Wales has been shining this autumn/ winter, thought I’d share a few snaps of beautiful Snowdonia. We’ve loved being back up here at this time of year and long may it continue. Bit of frost livening up the mornings but generally, all has been bright and reasonably dry (weather report over!;)
So here it is, try it with some vegan smoked salmon (made with tomatoes or carrots, we may post a recipe soon) and cream cheese is my whole hearted serving suggestion!!
Vegan butter recipe I’ve been working on, if you’d like, I’ll post it soon.
Due to the low gluten in rye, it can take much longer to rise than wheat loaves. Be patient and leave it for as long as it takes, we’re generally looking for around double the size it started. You can leave it overnight in a fridge, which has worked for me in the past.
Because of the low gluten, there’s no need to go overboard with the kneading either. Which I’m sure some of you are quite pleased about!
Sticky is good for me when making bread, better that the dough is a little sticky, than a little dry. When kneading the bread, only add a small amount, a thin layer, of flour for dusting.

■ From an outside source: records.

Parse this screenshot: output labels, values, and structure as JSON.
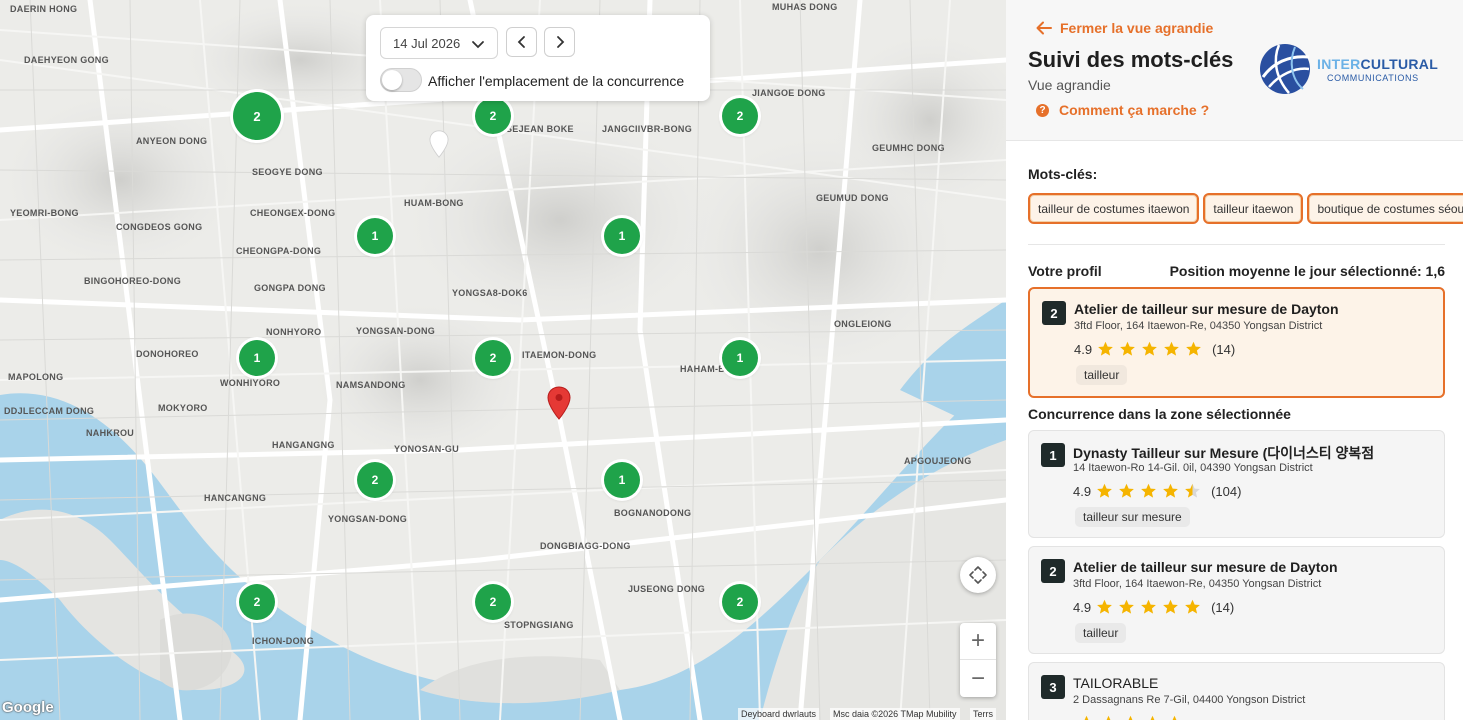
{
  "map": {
    "controls": {
      "date_value": "14 Jul 2026",
      "toggle_label": "Afficher l'emplacement de la concurrence"
    },
    "clusters": [
      {
        "count": "2",
        "size": "big"
      },
      {
        "count": "2",
        "size": "normal"
      },
      {
        "count": "2",
        "size": "normal"
      },
      {
        "count": "1",
        "size": "normal"
      },
      {
        "count": "1",
        "size": "normal"
      },
      {
        "count": "1",
        "size": "normal"
      },
      {
        "count": "2",
        "size": "normal"
      },
      {
        "count": "1",
        "size": "normal"
      },
      {
        "count": "2",
        "size": "normal"
      },
      {
        "count": "1",
        "size": "normal"
      },
      {
        "count": "2",
        "size": "normal"
      },
      {
        "count": "2",
        "size": "normal"
      },
      {
        "count": "2",
        "size": "normal"
      }
    ],
    "labels": [
      {
        "text": "DAERIN HONG",
        "kind": "main"
      },
      {
        "text": "DAEHYEON GONG",
        "kind": "main"
      },
      {
        "text": "ANYEON DONG",
        "kind": "main"
      },
      {
        "text": "SEOGYE DONG",
        "kind": "main"
      },
      {
        "text": "YEOMRI-BONG",
        "kind": "main"
      },
      {
        "text": "CONGDEOS GONG",
        "kind": "main"
      },
      {
        "text": "CHEONGEX-DONG",
        "kind": "main"
      },
      {
        "text": "CHEONGPA-DONG",
        "kind": "main"
      },
      {
        "text": "HUAM-BONG",
        "kind": "main"
      },
      {
        "text": "BINGOHOREO-DONG",
        "kind": "main"
      },
      {
        "text": "GONGPA DONG",
        "kind": "main"
      },
      {
        "text": "YONGSAN-DONG",
        "kind": "main"
      },
      {
        "text": "YONGSA8-DOK6",
        "kind": "main"
      },
      {
        "text": "DONOHOREO",
        "kind": "main"
      },
      {
        "text": "NONHYORO",
        "kind": "main"
      },
      {
        "text": "MAPOLONG",
        "kind": "main"
      },
      {
        "text": "WONHIYORO",
        "kind": "main"
      },
      {
        "text": "NAMSANDONG",
        "kind": "main"
      },
      {
        "text": "ITAEMON-DONG",
        "kind": "main"
      },
      {
        "text": "HAHAM-BON",
        "kind": "main"
      },
      {
        "text": "ONGLEIONG",
        "kind": "main"
      },
      {
        "text": "DDJLECCAM DONG",
        "kind": "main"
      },
      {
        "text": "MOKYORO",
        "kind": "main"
      },
      {
        "text": "NAHKROU",
        "kind": "main"
      },
      {
        "text": "HANGANGNG",
        "kind": "main"
      },
      {
        "text": "YONOSAN-GU",
        "kind": "main"
      },
      {
        "text": "APGOUJEONG",
        "kind": "main"
      },
      {
        "text": "HANCANGNG",
        "kind": "main"
      },
      {
        "text": "YONGSAN-DONG",
        "kind": "main"
      },
      {
        "text": "BOGNANODONG",
        "kind": "main"
      },
      {
        "text": "DONGBIAGG-DONG",
        "kind": "main"
      },
      {
        "text": "JUSEONG DONG",
        "kind": "main"
      },
      {
        "text": "STOPNGSIANG",
        "kind": "main"
      },
      {
        "text": "ICHON-DONG",
        "kind": "main"
      },
      {
        "text": "SEJEAN BOKE",
        "kind": "main"
      },
      {
        "text": "JANGCIIVBR-BONG",
        "kind": "main"
      },
      {
        "text": "JIANGOE DONG",
        "kind": "main"
      },
      {
        "text": "GEUMHC DONG",
        "kind": "main"
      },
      {
        "text": "GEUMUD DONG",
        "kind": "main"
      },
      {
        "text": "MUHAS DONG",
        "kind": "main"
      }
    ],
    "zoom_in": "+",
    "zoom_out": "−",
    "google_logo": "Google",
    "attribution": [
      "Deyboard dwrlauts",
      "Msc daia ©2026 TMap Mubility",
      "Terrs"
    ]
  },
  "sidebar": {
    "close_label": "Fermer la vue agrandie",
    "title": "Suivi des mots-clés",
    "subtitle": "Vue agrandie",
    "help_label": "Comment ça marche ?",
    "logo": {
      "part1": "INTER",
      "part2": "CULTURAL",
      "line2": "COMMUNICATIONS"
    },
    "keywords_title": "Mots-clés:",
    "keywords": [
      "tailleur de costumes itaewon",
      "tailleur itaewon",
      "boutique de costumes séoul"
    ],
    "profile_title": "Votre profil",
    "avg_position_label": "Position moyenne le jour sélectionné: 1,6",
    "profile": {
      "rank": "2",
      "name": "Atelier de tailleur sur mesure de Dayton",
      "address": "3ftd Floor, 164 Itaewon-Re, 04350 Yongsan District",
      "rating": "4.9",
      "stars": 5,
      "reviews": "(14)",
      "tag": "tailleur"
    },
    "competition_title": "Concurrence dans la zone sélectionnée",
    "competitors": [
      {
        "rank": "1",
        "name": "Dynasty Tailleur sur Mesure (다이너스티 양복점",
        "address": "14 Itaewon-Ro 14-Gil. 0il, 04390 Yongsan District",
        "rating": "4.9",
        "stars": 4.5,
        "reviews": "(104)",
        "tag": "tailleur sur mesure"
      },
      {
        "rank": "2",
        "name": "Atelier de tailleur sur mesure de Dayton",
        "address": "3ftd Floor, 164 Itaewon-Re, 04350 Yongsan District",
        "rating": "4.9",
        "stars": 5,
        "reviews": "(14)",
        "tag": "tailleur"
      },
      {
        "rank": "3",
        "name": "TAILORABLE",
        "address": "2 Dassagnans Re 7-Gil, 04400 Yongson District",
        "rating": "",
        "stars": 5,
        "reviews": "",
        "tag": ""
      }
    ],
    "colors": {
      "accent": "#e6702a",
      "star": "#f5b400",
      "cluster": "#1fa34a",
      "water": "#a9d3ea"
    }
  }
}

Rye & Stout Loaf
The Bits – For one medium-sized loaf
375g rye flour
125g strong white bread flour (plus extra for flouring)
2-3 teas salt
7g yeast (small packet)
3 tbs black treacle/ molasses
250ml stout or dark ale
Beer Batter Topping
150ml stout or dark ale
100g rye flour
Large pinch brown sugar
Handful jumbo oats
Mix your dry bits together in a large bowl and add the wet bits, adding 150ml of the ale and more if needed. Mix together until a wet dough forms. The dough should be sticky but comes away from the edges of the bowl.
Tip onto a lightly floured surface and knead for a few minutes. The dough will be wet, use slightly wet hands to make the kneading easier and less sticky. It will gradually become smoother, but not as smooth as a normal bread dough. This is fine. Form into a ball and place in a lightly oiled bowl. Loosely cover and leave in a warm spot for 2 hours.
Beer Batter Topping – Mix the ale, flour and sugar together into a thick batter.
On a baking tray, lined with parchment, and lightly oiled, form your dough into a ball and spread over the ale paste, sprinkling the oats all over. Leave to prove for 1 1/2 hours.
Preheat your oven to 220oC and bake for 25 minutes, then reduce heat to 200oC and bake for 10 more minutes.
The loaf will have a nice crust and be golden brown, tap the bottom, it should sound nice and hollow. Leave it to cool on a wire rack.
Rye is quite similar to wheat, but has different nutritional properties. It’s lower in gluten, high in protein and is full of fibre with good levels of vitamins and minerals. In fact, Rye is way up there in the fibre stakes. Here’s a quick top three……….
1- Barley 2- Raspberries 3- Rye
Raspberries!!! I know. That seems a bit of a brilliant nutritional curve ball.
I’d like to thank the good people of the BHK Vegan Cooking group, over on Facebook, who have inspired me to share a Rye Loaf recipe. (Judy, I finally got around to it;)
Do you like rye bread? How do you feel about it’s heavy texture and flavour? Let us know if you try it in the comments below:)
Originally I listed Guinness in the ingredients for this recipe by mistake. Guinness is only vegan draught, but cans and bottles will hopefully follow soon.